Hi Terrance, sorry this took so long for me to respond! I literally just saw this thread, and I’ll do my best… hit me up at email@example.com too if email’s easier for you too…
Communicating from the Arduino to the TouchShield is kind of manual right now. It’s easy to pass unsigned chars one at a time, because the serial.read() function grabs one char at a time, which is one byte. The catch is that integers (ints) are 2 bytes long.
So in order to send a full int from the arduino, you have to send one part first, then the second part. Chris figured out how to get this working in the Pin Visualizer project (http://www.liquidware.com/projects/8/Pin+Visualizer), and I’ve adapted it for the Processing graphics library code too (Antipasto Hardware Blog: Processing ported to an Arduino + TouchShield ported from Processing).
On the TouchShield, I use this code:
int getValue = (Serial.read() << 8) + Serial.read();
This first calls Serial.read() to get the high bit. The “<< 8” means bit shift the byte up (to the left) 8 bits. Then, it calls Serial.read() again to get the low byte. And finally it adds both together. It kind of looks like this:
First get byte 1, the high byte:
Shift it left 8 bits
Then get byte 2, the low byte:
Add that to the left-shifted byte:
And on the Arduino, I’ll use this code:
unsigned char lowByte, highByte;
unsigned int val;
//set val to something
lowByte = (unsigned char)val;
highByte = (unsigned char)(val >> 8);

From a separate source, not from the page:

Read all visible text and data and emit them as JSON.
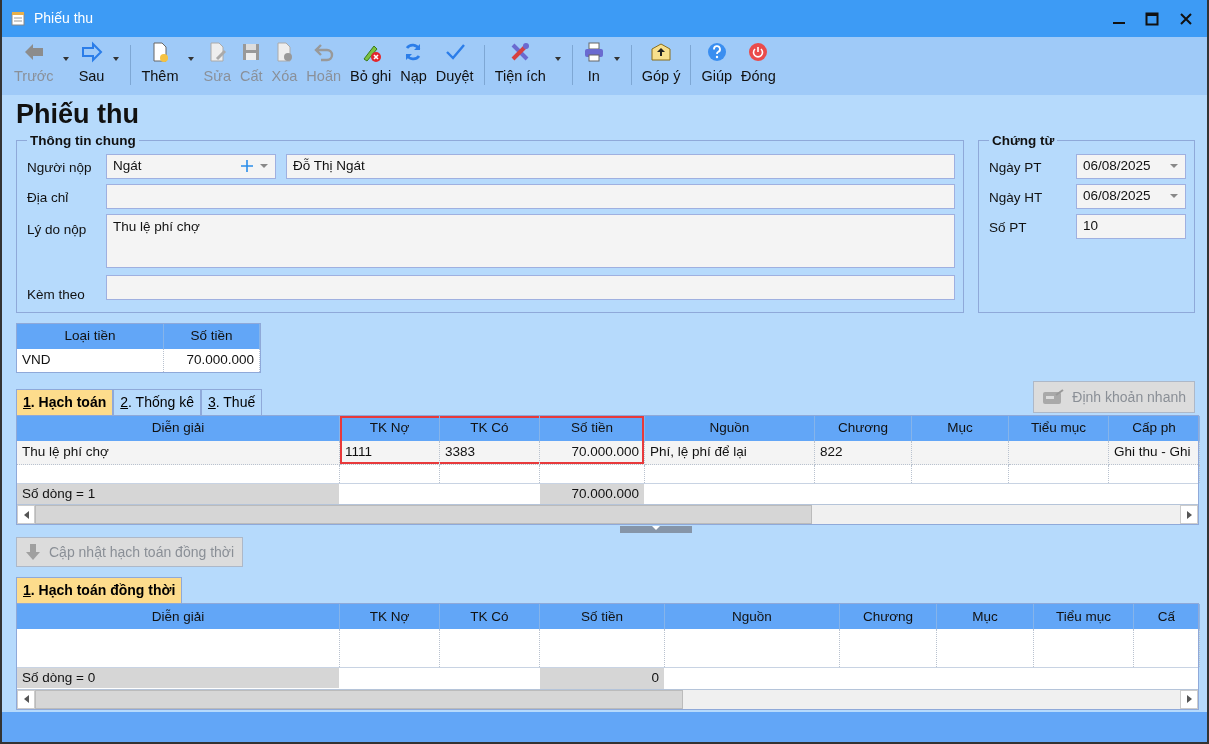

That kind of does the inverse behavior. First it take val, and sets lowByte to only the lower or rightmost 8 bits. Then, it sets highByte to the upper or leftmost 8 bits (by bitshifting it down 8 bits first). Then, it prints the high byte, followed by the low byte. I throw a delay(1) in between just to give the Arduino and TouchShield time to separate the two sends from each other.
So if val looks like:
It sets lowByte to:
It then shifts val to the right by 8 bits to get:
Which it then grabs only the lower 8 bits of:
Which get stored as highByte
Because I send highByte first, and the send lowByte, that means the TouchShield has to know that the first thing it gets will be the highByte. So that’s why the first byte the TouchShield gets is shifted left by 8 bits!
Phew. That was really long… I’m sorry
If you send me some code to look at, I can also help debug it too…